ABOUT THIS TASK: Give the number of lines below that contain the word "Test", and nothing else.

WORKING DATA:
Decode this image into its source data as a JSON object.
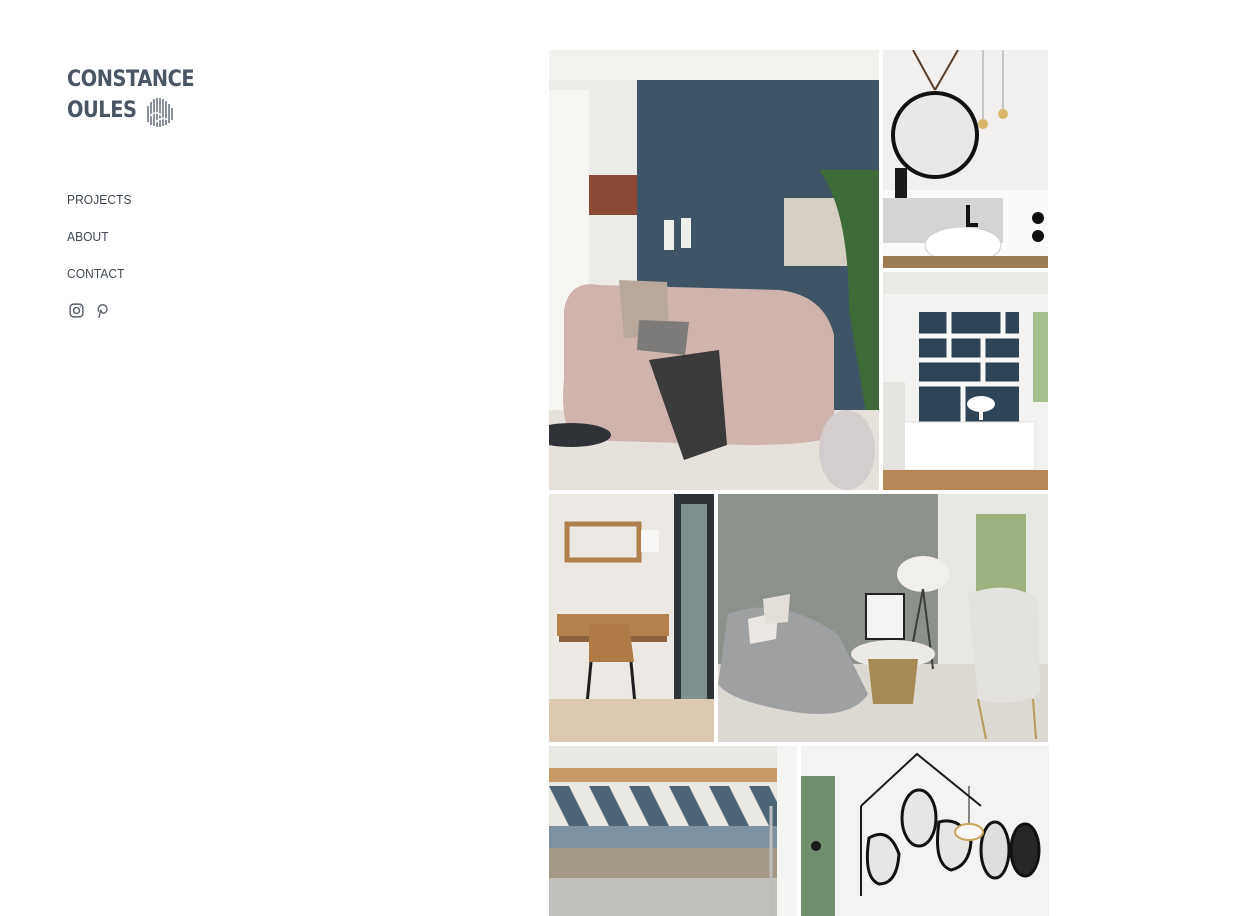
{
  "brand": {
    "line1": "CONSTANCE",
    "line2": "OULES",
    "color": "#4a5663"
  },
  "nav": {
    "items": [
      {
        "label": "PROJECTS"
      },
      {
        "label": "ABOUT"
      },
      {
        "label": "CONTACT"
      }
    ]
  },
  "social": {
    "icons": [
      "instagram-icon",
      "pinterest-icon"
    ]
  },
  "gallery": {
    "photos": [
      {
        "subject": "living-room-pink-sofa-blue-wall"
      },
      {
        "subject": "bathroom-round-mirror-vessel-sink"
      },
      {
        "subject": "white-shelving-dark-blue-wall-lamp"
      },
      {
        "subject": "wooden-desk-shelf-chair"
      },
      {
        "subject": "grey-sofa-living-room-floor-lamp"
      },
      {
        "subject": "patterned-tile-shower"
      },
      {
        "subject": "wall-mirrors-pendant-lamp"
      }
    ]
  },
  "colors": {
    "nav_text": "#3f4852",
    "accent_blue": "#3d4d5c",
    "background": "#ffffff"
  }
}
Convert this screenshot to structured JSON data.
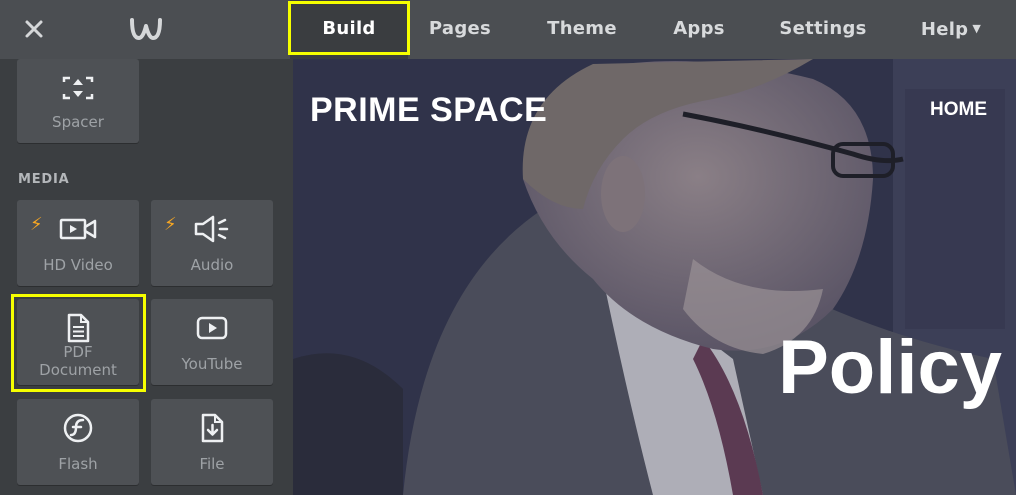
{
  "topbar": {
    "close_icon": "close-icon",
    "logo_icon": "weebly-logo-icon",
    "tabs": [
      {
        "label": "Build",
        "active": true
      },
      {
        "label": "Pages"
      },
      {
        "label": "Theme"
      },
      {
        "label": "Apps"
      },
      {
        "label": "Settings"
      },
      {
        "label": "Help"
      }
    ]
  },
  "sidebar": {
    "spacer": {
      "label": "Spacer",
      "icon": "spacer-icon"
    },
    "media_heading": "MEDIA",
    "media": [
      {
        "label": "HD Video",
        "icon": "video-camera-icon",
        "premium": true
      },
      {
        "label": "Audio",
        "icon": "speaker-icon",
        "premium": true
      },
      {
        "label_line1": "PDF",
        "label_line2": "Document",
        "icon": "document-icon"
      },
      {
        "label": "YouTube",
        "icon": "youtube-icon"
      },
      {
        "label": "Flash",
        "icon": "flash-icon"
      },
      {
        "label": "File",
        "icon": "file-download-icon"
      }
    ]
  },
  "preview": {
    "site_title": "PRIME SPACE",
    "nav_home": "HOME",
    "headline": "Policy"
  },
  "colors": {
    "highlight": "#f6ff00",
    "premium_bolt": "#f6a623",
    "topbar_bg": "#4b4e52",
    "sidebar_bg": "#3b3e41"
  }
}
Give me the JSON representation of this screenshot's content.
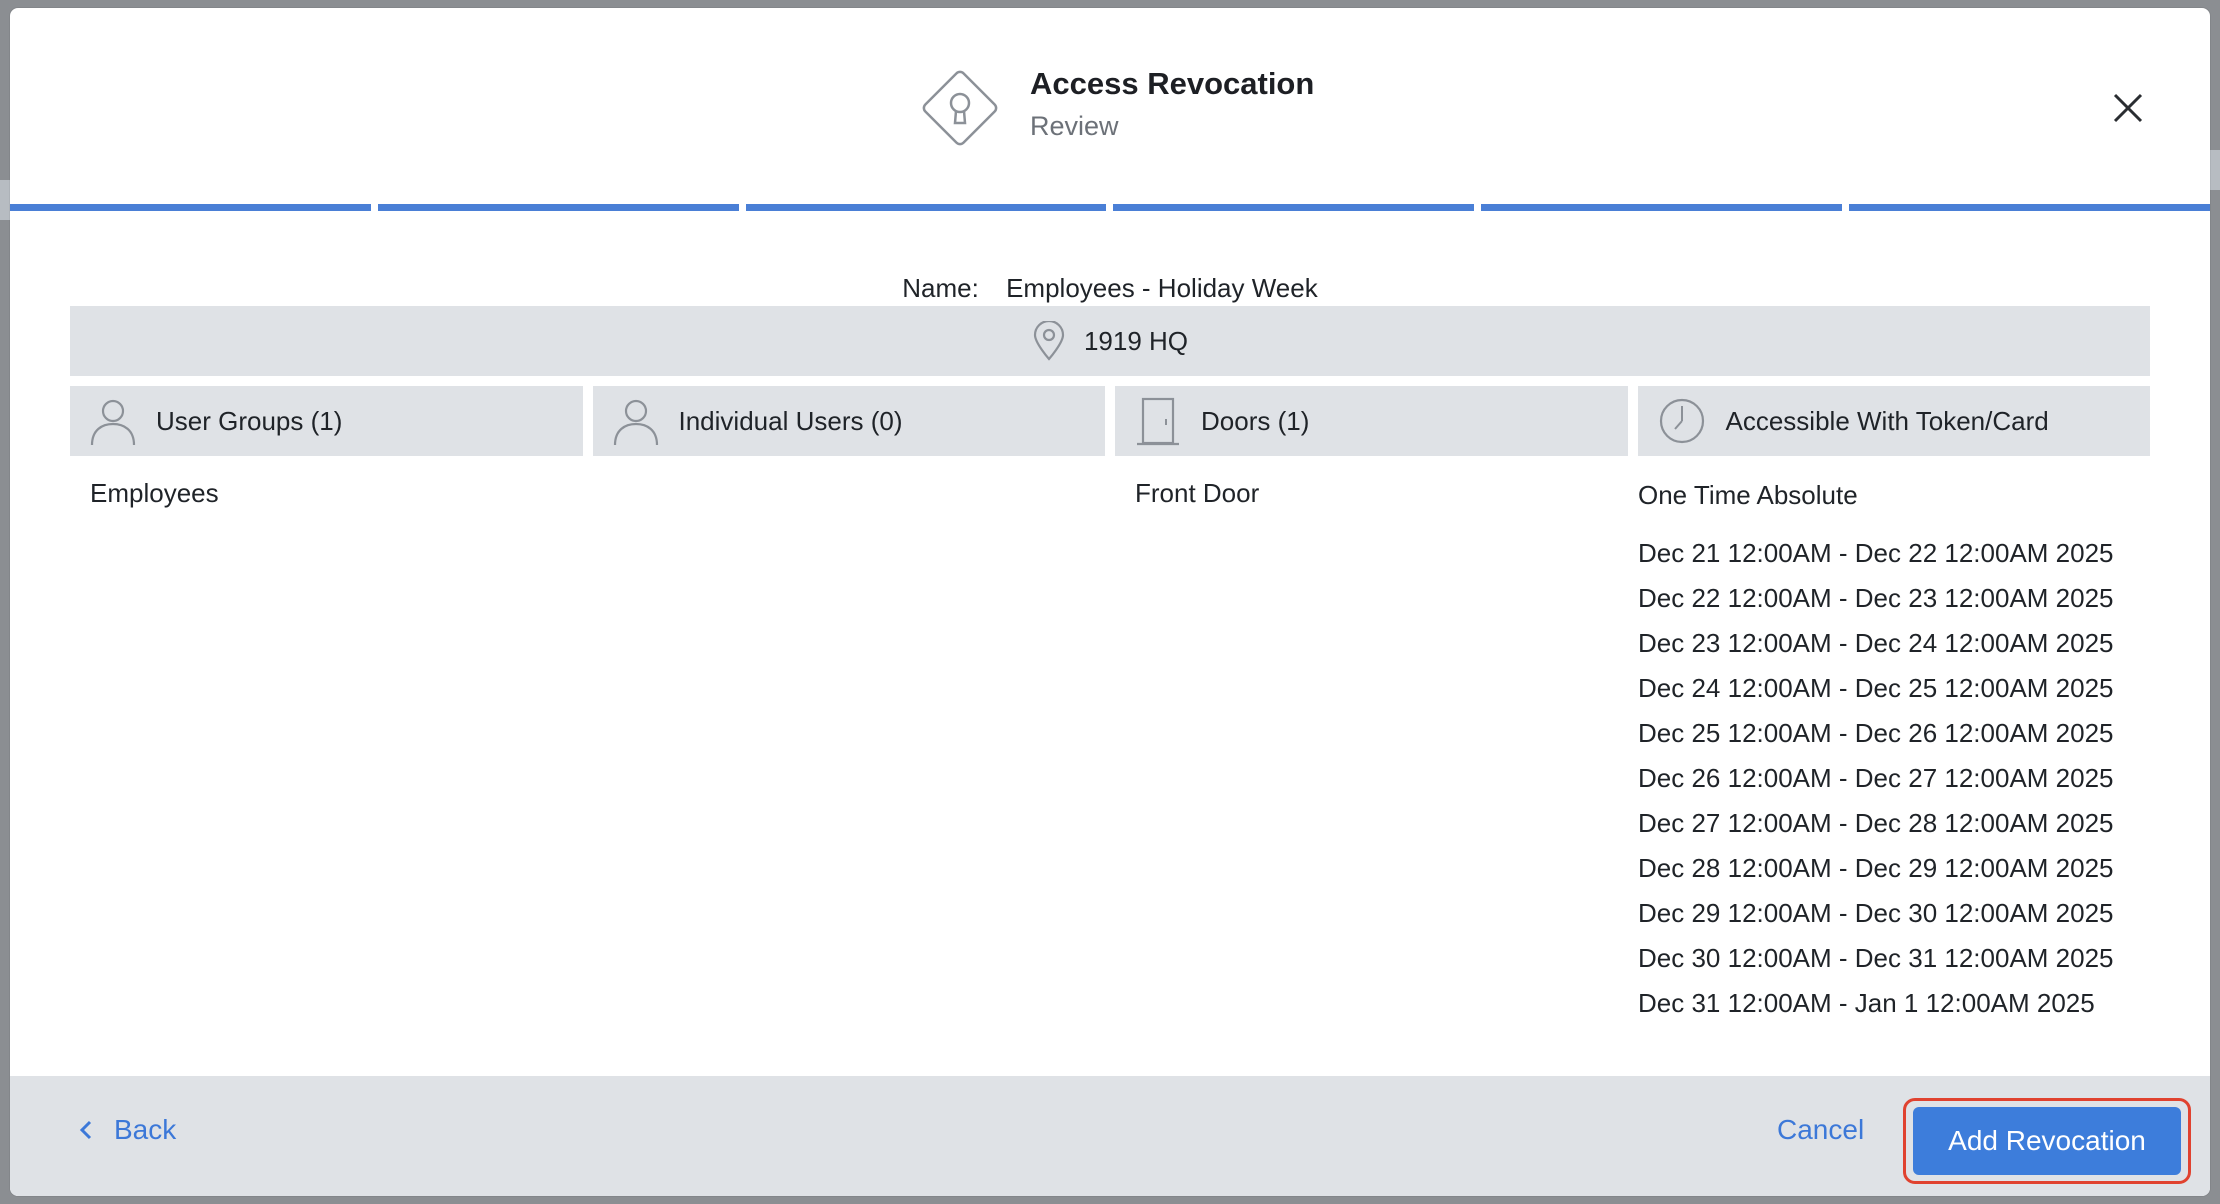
{
  "header": {
    "title": "Access Revocation",
    "subtitle": "Review",
    "logo_icon": "keyhole-diamond-icon",
    "close_icon": "close-icon"
  },
  "progress": {
    "steps_total": 6,
    "steps_complete": 6,
    "color": "#4a7fd6"
  },
  "name": {
    "label": "Name:",
    "value": "Employees - Holiday Week"
  },
  "site": {
    "icon": "location-pin-icon",
    "label": "1919 HQ"
  },
  "columns": {
    "user_groups": {
      "label": "User Groups (1)",
      "icon": "user-icon",
      "items": [
        "Employees"
      ]
    },
    "individual_users": {
      "label": "Individual Users (0)",
      "icon": "user-icon",
      "items": []
    },
    "doors": {
      "label": "Doors (1)",
      "icon": "door-icon",
      "items": [
        "Front Door"
      ]
    },
    "schedule": {
      "label": "Accessible With Token/Card",
      "icon": "clock-icon",
      "type": "One Time Absolute",
      "entries": [
        "Dec 21 12:00AM - Dec 22 12:00AM 2025",
        "Dec 22 12:00AM - Dec 23 12:00AM 2025",
        "Dec 23 12:00AM - Dec 24 12:00AM 2025",
        "Dec 24 12:00AM - Dec 25 12:00AM 2025",
        "Dec 25 12:00AM - Dec 26 12:00AM 2025",
        "Dec 26 12:00AM - Dec 27 12:00AM 2025",
        "Dec 27 12:00AM - Dec 28 12:00AM 2025",
        "Dec 28 12:00AM - Dec 29 12:00AM 2025",
        "Dec 29 12:00AM - Dec 30 12:00AM 2025",
        "Dec 30 12:00AM - Dec 31 12:00AM 2025",
        "Dec 31 12:00AM - Jan 1 12:00AM 2025"
      ]
    }
  },
  "footer": {
    "back_label": "Back",
    "cancel_label": "Cancel",
    "submit_label": "Add Revocation",
    "accent": "#3d7ddb",
    "highlight": "#e0422f"
  }
}
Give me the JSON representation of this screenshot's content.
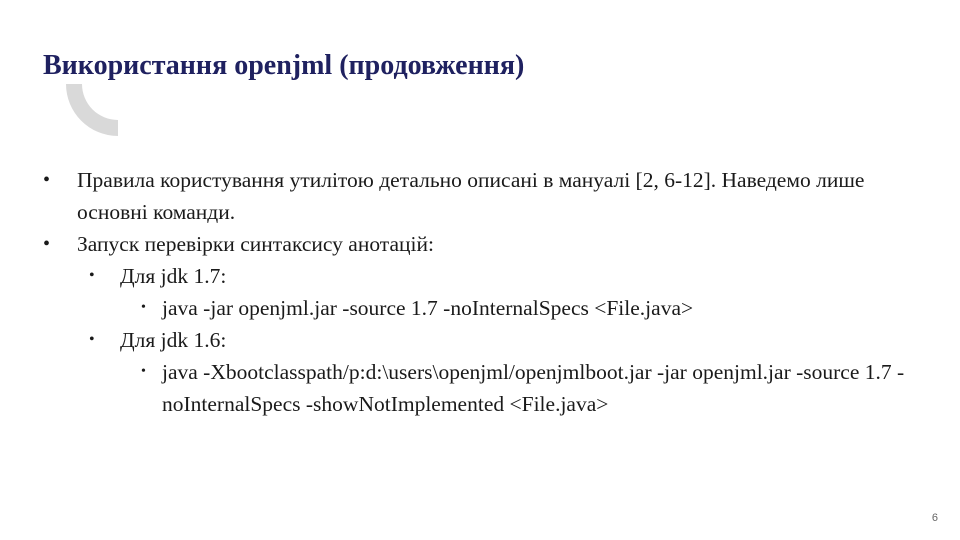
{
  "slide": {
    "title": "Використання openjml (продовження)",
    "page_number": "6",
    "accent_color": "#1f2160",
    "decoration_color": "#d9d9d9",
    "bullets": [
      {
        "text": "Правила користування утилітою детально описані в мануалі [2, 6-12]. Наведемо лише основні команди."
      },
      {
        "text": "Запуск перевірки синтаксису анотацій:",
        "children": [
          {
            "text": "Для jdk 1.7:",
            "children": [
              {
                "text": "java -jar openjml.jar -source 1.7 -noInternalSpecs <File.java>"
              }
            ]
          },
          {
            "text": "Для jdk 1.6:",
            "children": [
              {
                "text": "java -Xbootclasspath/p:d:\\users\\openjml/openjmlboot.jar -jar openjml.jar -source 1.7 -noInternalSpecs -showNotImplemented <File.java>"
              }
            ]
          }
        ]
      }
    ]
  }
}
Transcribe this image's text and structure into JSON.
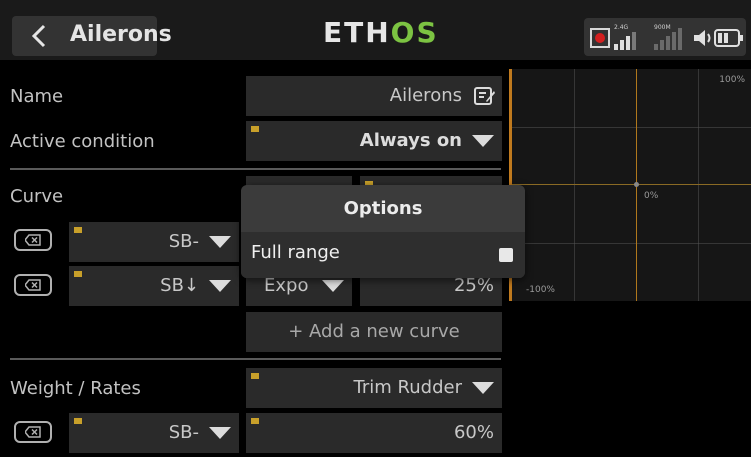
{
  "header": {
    "title": "Ailerons",
    "brand_part1": "ETH",
    "brand_part2": "OS",
    "signal_label_24": "2.4G",
    "signal_label_900": "900M"
  },
  "form": {
    "name_label": "Name",
    "name_value": "Ailerons",
    "active_condition_label": "Active condition",
    "active_condition_value": "Always on",
    "curve_label": "Curve",
    "curve_row1_switch": "SB-",
    "curve_row2_switch": "SB↓",
    "curve_row2_type": "Expo",
    "curve_row2_value": "25%",
    "add_curve_label": "+ Add a new curve",
    "weight_label": "Weight / Rates",
    "weight_source": "Trim Rudder",
    "weight_row_switch": "SB-",
    "weight_row_value": "60%"
  },
  "graph": {
    "label_top": "100%",
    "label_mid": "0%",
    "label_bottom": "-100%"
  },
  "modal": {
    "title": "Options",
    "option_label": "Full range",
    "option_checked": false
  }
}
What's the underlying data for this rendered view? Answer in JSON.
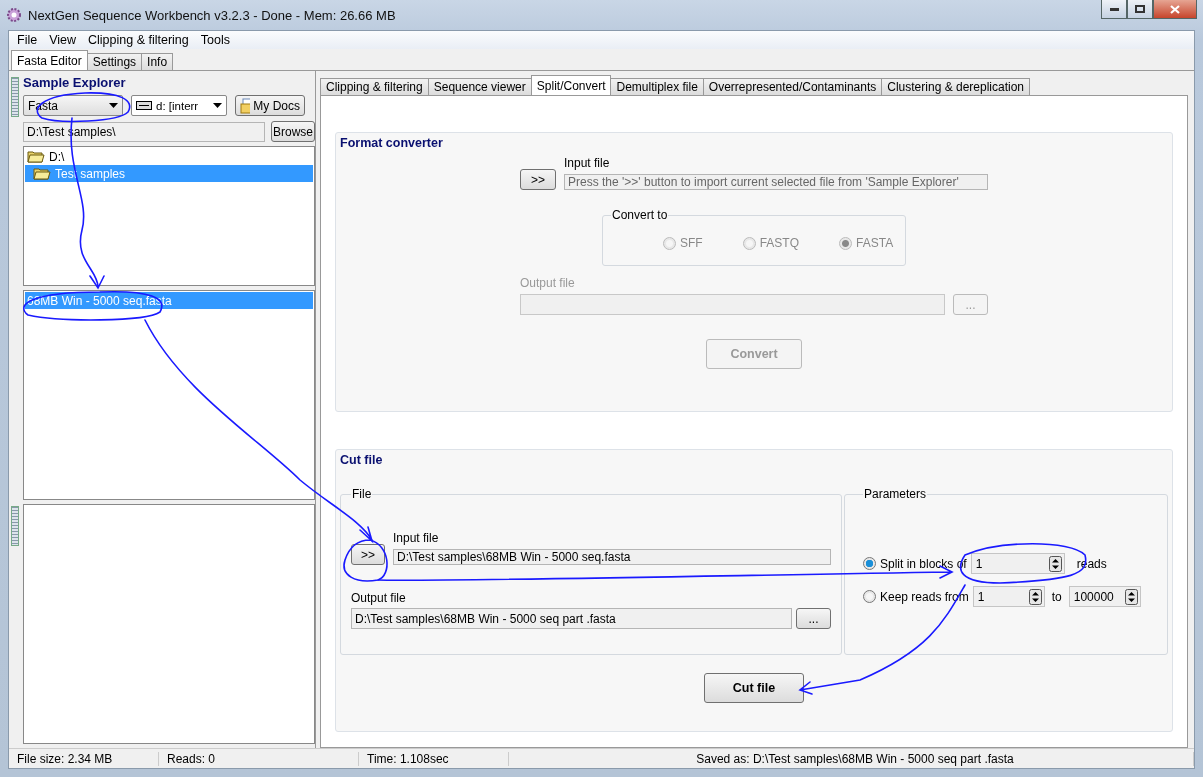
{
  "window": {
    "title": "NextGen Sequence Workbench v3.2.3 - Done -  Mem: 26.66 MB"
  },
  "menu": [
    "File",
    "View",
    "Clipping & filtering",
    "Tools"
  ],
  "main_tabs": [
    {
      "label": "Fasta Editor",
      "selected": true
    },
    {
      "label": "Settings",
      "selected": false
    },
    {
      "label": "Info",
      "selected": false
    }
  ],
  "sample_explorer": {
    "title": "Sample Explorer",
    "format_combo": "Fasta",
    "drive_combo": "d: [interr",
    "my_docs_button": "My Docs",
    "path": "D:\\Test samples\\",
    "browse_button": "Browse",
    "folders": [
      {
        "label": "D:\\",
        "selected": false,
        "children": [
          {
            "label": "Test samples",
            "selected": true
          }
        ]
      }
    ],
    "files": [
      {
        "label": "68MB Win - 5000 seq.fasta",
        "selected": true
      }
    ]
  },
  "tool_tabs": [
    {
      "label": "Clipping & filtering",
      "selected": false
    },
    {
      "label": "Sequence viewer",
      "selected": false
    },
    {
      "label": "Split/Convert",
      "selected": true
    },
    {
      "label": "Demultiplex file",
      "selected": false
    },
    {
      "label": "Overrepresented/Contaminants",
      "selected": false
    },
    {
      "label": "Clustering & dereplication",
      "selected": false
    }
  ],
  "format_converter": {
    "title": "Format converter",
    "import_button": ">>",
    "input_label": "Input file",
    "input_value": "Press the '>>' button to import current selected file from 'Sample Explorer'",
    "convert_to": {
      "label": "Convert to",
      "options": [
        {
          "label": "SFF",
          "selected": false
        },
        {
          "label": "FASTQ",
          "selected": false
        },
        {
          "label": "FASTA",
          "selected": true
        }
      ]
    },
    "output_label": "Output file",
    "output_browse": "...",
    "convert_button": "Convert",
    "disabled": true
  },
  "cut_file": {
    "title": "Cut file",
    "file_group": "File",
    "import_button": ">>",
    "input_label": "Input file",
    "input_value": "D:\\Test samples\\68MB Win - 5000 seq.fasta",
    "output_label": "Output file",
    "output_value": "D:\\Test samples\\68MB Win - 5000 seq part .fasta",
    "output_browse": "...",
    "parameters_group": "Parameters",
    "modes": [
      {
        "label": "Split in blocks of",
        "selected": true,
        "fields": [
          {
            "value": "1"
          }
        ],
        "suffix": "reads"
      },
      {
        "label": "Keep reads from",
        "selected": false,
        "fields": [
          {
            "value": "1"
          },
          {
            "value": "100000"
          }
        ],
        "joiner": "to"
      }
    ],
    "cut_button": "Cut file"
  },
  "status_bar": [
    "File size: 2.34 MB",
    "Reads: 0",
    "Time: 1.108sec",
    "Saved as: D:\\Test samples\\68MB Win - 5000 seq part .fasta"
  ]
}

YOUR RESPONSE: 5